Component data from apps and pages
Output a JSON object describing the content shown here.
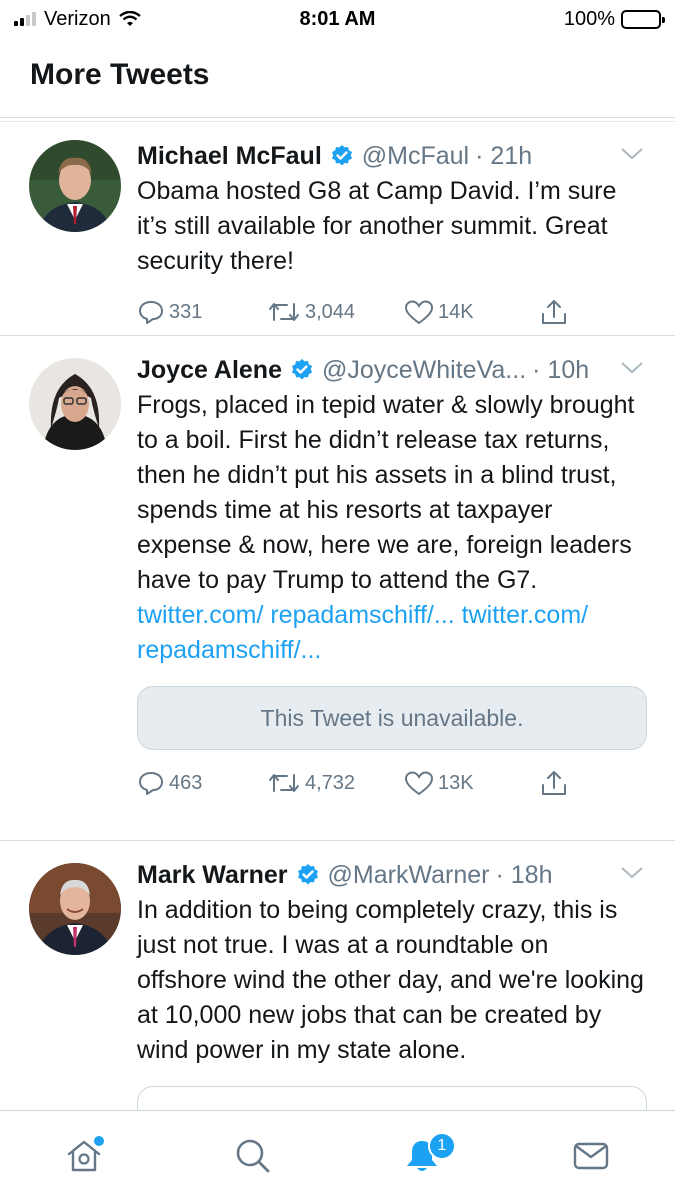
{
  "status_bar": {
    "carrier": "Verizon",
    "time": "8:01 AM",
    "battery": "100%"
  },
  "header": {
    "title": "More Tweets"
  },
  "tweets": [
    {
      "name": "Michael McFaul",
      "handle": "@McFaul",
      "time": "· 21h",
      "text": "Obama hosted G8 at Camp David. I’m sure it’s still available for another summit. Great security there!",
      "replies": "331",
      "retweets": "3,044",
      "likes": "14K"
    },
    {
      "name": "Joyce Alene",
      "handle": "@JoyceWhiteVa...",
      "time": "· 10h",
      "text": "Frogs, placed in tepid water & slowly brought to a boil. First he didn’t release tax returns, then he didn’t put his assets in a blind trust, spends  time at his resorts at taxpayer expense & now, here we are, foreign leaders have to pay Trump to attend the G7.",
      "link1": "twitter.com/ repadamschiff/...",
      "link2": "twitter.com/ repadamschiff/...",
      "unavailable": "This Tweet is unavailable.",
      "replies": "463",
      "retweets": "4,732",
      "likes": "13K"
    },
    {
      "name": "Mark Warner",
      "handle": "@MarkWarner",
      "time": "· 18h",
      "text": "In addition to being completely crazy, this is just not true. I was at a roundtable on offshore wind the other day, and we're looking at 10,000 new jobs that can be created by wind power in my state alone."
    }
  ],
  "tabbar": {
    "notifications_badge": "1"
  },
  "colors": {
    "accent": "#1da1f2",
    "secondary_text": "#657786",
    "primary_text": "#14171a"
  }
}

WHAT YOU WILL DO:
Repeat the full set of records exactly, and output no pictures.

ANSWER TO THIS TASK:
Output a JSON object describing the content shown here.
{
  "status_bar": {
    "carrier": "Verizon",
    "time": "8:01 AM",
    "battery": "100%"
  },
  "header": {
    "title": "More Tweets"
  },
  "tweets": [
    {
      "name": "Michael McFaul",
      "handle": "@McFaul",
      "time": "· 21h",
      "text": "Obama hosted G8 at Camp David. I’m sure it’s still available for another summit. Great security there!",
      "replies": "331",
      "retweets": "3,044",
      "likes": "14K"
    },
    {
      "name": "Joyce Alene",
      "handle": "@JoyceWhiteVa...",
      "time": "· 10h",
      "text": "Frogs, placed in tepid water & slowly brought to a boil. First he didn’t release tax returns, then he didn’t put his assets in a blind trust, spends  time at his resorts at taxpayer expense & now, here we are, foreign leaders have to pay Trump to attend the G7.",
      "link1": "twitter.com/ repadamschiff/...",
      "link2": "twitter.com/ repadamschiff/...",
      "unavailable": "This Tweet is unavailable.",
      "replies": "463",
      "retweets": "4,732",
      "likes": "13K"
    },
    {
      "name": "Mark Warner",
      "handle": "@MarkWarner",
      "time": "· 18h",
      "text": "In addition to being completely crazy, this is just not true. I was at a roundtable on offshore wind the other day, and we're looking at 10,000 new jobs that can be created by wind power in my state alone."
    }
  ],
  "tabbar": {
    "notifications_badge": "1"
  },
  "colors": {
    "accent": "#1da1f2",
    "secondary_text": "#657786",
    "primary_text": "#14171a"
  }
}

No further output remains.